Among the entries that follow, find every line with the word "Electronic" and list it.

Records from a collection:
______
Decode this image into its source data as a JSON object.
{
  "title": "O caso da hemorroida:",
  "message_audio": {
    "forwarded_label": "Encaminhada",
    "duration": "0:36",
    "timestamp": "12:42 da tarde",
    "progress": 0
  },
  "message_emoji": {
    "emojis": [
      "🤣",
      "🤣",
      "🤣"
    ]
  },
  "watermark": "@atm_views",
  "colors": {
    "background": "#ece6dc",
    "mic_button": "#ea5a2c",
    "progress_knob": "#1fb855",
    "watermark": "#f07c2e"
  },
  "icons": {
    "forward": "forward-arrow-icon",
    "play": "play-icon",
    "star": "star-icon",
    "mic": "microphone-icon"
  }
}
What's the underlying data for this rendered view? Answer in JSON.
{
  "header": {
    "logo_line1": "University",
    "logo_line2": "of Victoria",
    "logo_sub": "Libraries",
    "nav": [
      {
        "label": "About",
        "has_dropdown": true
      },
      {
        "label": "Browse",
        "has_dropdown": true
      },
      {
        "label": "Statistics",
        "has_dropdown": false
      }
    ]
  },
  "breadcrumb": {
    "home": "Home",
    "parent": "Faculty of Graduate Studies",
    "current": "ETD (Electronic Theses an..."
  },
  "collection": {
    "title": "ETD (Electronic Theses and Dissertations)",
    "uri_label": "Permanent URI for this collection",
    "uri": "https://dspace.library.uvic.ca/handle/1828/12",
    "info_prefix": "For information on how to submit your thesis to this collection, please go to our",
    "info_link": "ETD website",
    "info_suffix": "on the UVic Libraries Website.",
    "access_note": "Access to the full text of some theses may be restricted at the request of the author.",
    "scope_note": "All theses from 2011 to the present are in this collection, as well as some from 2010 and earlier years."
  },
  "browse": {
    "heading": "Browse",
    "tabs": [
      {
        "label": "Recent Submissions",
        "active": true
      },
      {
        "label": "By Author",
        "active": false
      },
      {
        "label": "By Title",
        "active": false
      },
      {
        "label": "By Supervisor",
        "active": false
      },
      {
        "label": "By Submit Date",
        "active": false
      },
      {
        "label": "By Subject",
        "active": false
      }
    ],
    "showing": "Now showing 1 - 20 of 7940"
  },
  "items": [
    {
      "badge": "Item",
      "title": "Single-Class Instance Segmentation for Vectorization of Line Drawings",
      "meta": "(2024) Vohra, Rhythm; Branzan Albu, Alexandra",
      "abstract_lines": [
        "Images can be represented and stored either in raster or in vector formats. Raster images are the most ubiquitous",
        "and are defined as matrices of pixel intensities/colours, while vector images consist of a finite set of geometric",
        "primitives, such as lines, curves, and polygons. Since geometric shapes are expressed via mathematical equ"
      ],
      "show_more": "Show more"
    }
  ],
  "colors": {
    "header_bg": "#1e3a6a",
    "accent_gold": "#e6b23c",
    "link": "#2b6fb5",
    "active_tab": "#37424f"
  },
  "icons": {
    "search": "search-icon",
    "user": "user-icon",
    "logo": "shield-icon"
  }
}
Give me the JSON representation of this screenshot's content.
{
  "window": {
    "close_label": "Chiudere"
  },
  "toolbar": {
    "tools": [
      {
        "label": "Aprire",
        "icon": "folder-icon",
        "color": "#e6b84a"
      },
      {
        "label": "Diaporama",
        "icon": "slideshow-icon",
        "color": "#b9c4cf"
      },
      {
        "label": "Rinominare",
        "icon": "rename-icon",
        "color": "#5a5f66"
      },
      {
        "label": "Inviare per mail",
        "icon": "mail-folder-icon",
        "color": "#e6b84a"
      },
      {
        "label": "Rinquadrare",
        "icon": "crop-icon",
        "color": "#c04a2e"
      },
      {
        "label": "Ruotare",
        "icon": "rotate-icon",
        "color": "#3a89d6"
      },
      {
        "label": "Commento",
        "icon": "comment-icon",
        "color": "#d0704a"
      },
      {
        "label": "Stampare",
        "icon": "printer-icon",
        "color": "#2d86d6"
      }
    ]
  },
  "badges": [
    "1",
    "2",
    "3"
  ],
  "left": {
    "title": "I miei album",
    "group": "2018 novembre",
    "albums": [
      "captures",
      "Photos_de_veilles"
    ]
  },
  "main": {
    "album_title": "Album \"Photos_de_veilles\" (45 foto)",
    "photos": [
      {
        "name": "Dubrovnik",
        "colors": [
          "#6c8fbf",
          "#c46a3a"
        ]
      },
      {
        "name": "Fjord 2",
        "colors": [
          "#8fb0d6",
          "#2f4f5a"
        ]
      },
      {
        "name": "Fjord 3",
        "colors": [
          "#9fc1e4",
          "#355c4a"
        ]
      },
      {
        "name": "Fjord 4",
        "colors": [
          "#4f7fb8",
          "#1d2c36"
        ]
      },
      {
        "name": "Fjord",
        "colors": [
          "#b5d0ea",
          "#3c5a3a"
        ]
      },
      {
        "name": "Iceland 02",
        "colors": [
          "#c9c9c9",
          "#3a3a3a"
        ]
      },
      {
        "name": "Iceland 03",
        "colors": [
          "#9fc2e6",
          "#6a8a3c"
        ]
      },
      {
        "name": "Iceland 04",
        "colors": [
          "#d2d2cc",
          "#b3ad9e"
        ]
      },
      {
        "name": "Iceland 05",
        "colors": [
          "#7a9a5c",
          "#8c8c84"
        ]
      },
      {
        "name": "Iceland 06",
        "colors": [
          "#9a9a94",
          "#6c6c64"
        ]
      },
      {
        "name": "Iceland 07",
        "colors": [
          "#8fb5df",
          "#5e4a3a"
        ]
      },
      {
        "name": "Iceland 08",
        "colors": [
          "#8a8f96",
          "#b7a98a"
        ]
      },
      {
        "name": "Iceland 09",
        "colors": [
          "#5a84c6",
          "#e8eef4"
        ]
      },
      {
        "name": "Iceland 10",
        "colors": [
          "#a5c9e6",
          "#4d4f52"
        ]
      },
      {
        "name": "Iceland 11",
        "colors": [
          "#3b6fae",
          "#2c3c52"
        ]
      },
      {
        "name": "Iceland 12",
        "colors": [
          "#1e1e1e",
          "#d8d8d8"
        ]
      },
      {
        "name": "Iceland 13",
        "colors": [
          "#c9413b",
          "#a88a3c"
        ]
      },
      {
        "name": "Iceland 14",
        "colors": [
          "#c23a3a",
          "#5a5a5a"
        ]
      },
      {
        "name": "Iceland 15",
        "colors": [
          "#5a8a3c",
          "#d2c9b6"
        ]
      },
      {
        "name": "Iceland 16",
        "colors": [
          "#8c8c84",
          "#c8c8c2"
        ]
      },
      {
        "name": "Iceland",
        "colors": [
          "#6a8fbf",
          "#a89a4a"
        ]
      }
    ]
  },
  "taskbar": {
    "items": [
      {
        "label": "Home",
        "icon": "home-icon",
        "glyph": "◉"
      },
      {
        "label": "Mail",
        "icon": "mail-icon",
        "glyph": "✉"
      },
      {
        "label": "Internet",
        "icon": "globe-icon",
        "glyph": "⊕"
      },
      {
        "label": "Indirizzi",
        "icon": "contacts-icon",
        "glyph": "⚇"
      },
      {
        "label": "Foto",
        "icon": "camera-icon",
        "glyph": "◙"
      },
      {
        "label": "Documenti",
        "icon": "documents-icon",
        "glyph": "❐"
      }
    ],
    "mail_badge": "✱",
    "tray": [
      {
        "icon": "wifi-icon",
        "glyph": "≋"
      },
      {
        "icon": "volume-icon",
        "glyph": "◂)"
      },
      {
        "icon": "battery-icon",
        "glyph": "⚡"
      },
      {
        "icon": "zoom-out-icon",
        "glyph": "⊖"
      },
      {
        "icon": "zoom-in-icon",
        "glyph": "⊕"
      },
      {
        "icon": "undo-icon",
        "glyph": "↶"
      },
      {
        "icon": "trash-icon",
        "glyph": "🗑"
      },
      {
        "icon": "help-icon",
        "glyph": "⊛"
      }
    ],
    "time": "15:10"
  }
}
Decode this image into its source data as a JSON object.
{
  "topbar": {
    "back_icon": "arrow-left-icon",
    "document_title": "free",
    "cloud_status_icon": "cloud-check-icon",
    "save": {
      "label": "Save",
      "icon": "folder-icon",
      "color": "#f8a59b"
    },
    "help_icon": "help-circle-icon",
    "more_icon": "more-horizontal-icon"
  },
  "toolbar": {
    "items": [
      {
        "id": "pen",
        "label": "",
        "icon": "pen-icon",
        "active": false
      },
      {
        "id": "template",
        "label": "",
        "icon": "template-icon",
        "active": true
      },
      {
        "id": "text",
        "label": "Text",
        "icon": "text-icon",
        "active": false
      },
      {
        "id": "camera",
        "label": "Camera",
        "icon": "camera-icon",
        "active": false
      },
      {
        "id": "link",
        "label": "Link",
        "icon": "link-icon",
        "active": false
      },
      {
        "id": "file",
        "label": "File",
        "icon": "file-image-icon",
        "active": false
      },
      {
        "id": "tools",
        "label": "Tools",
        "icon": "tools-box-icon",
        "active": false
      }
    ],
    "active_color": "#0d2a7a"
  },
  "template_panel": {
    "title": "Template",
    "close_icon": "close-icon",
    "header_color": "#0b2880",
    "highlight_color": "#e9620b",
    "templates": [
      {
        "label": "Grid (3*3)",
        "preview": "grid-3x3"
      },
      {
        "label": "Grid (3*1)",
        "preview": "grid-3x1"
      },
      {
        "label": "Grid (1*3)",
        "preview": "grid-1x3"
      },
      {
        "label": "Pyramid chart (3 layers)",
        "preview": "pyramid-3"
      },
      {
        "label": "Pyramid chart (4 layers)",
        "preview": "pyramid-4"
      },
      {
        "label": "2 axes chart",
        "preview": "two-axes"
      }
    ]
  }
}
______
» Result of the exercise
    "current": "ETD (Electronic Theses an..."
    "title": "ETD (Electronic Theses and Dissertations)",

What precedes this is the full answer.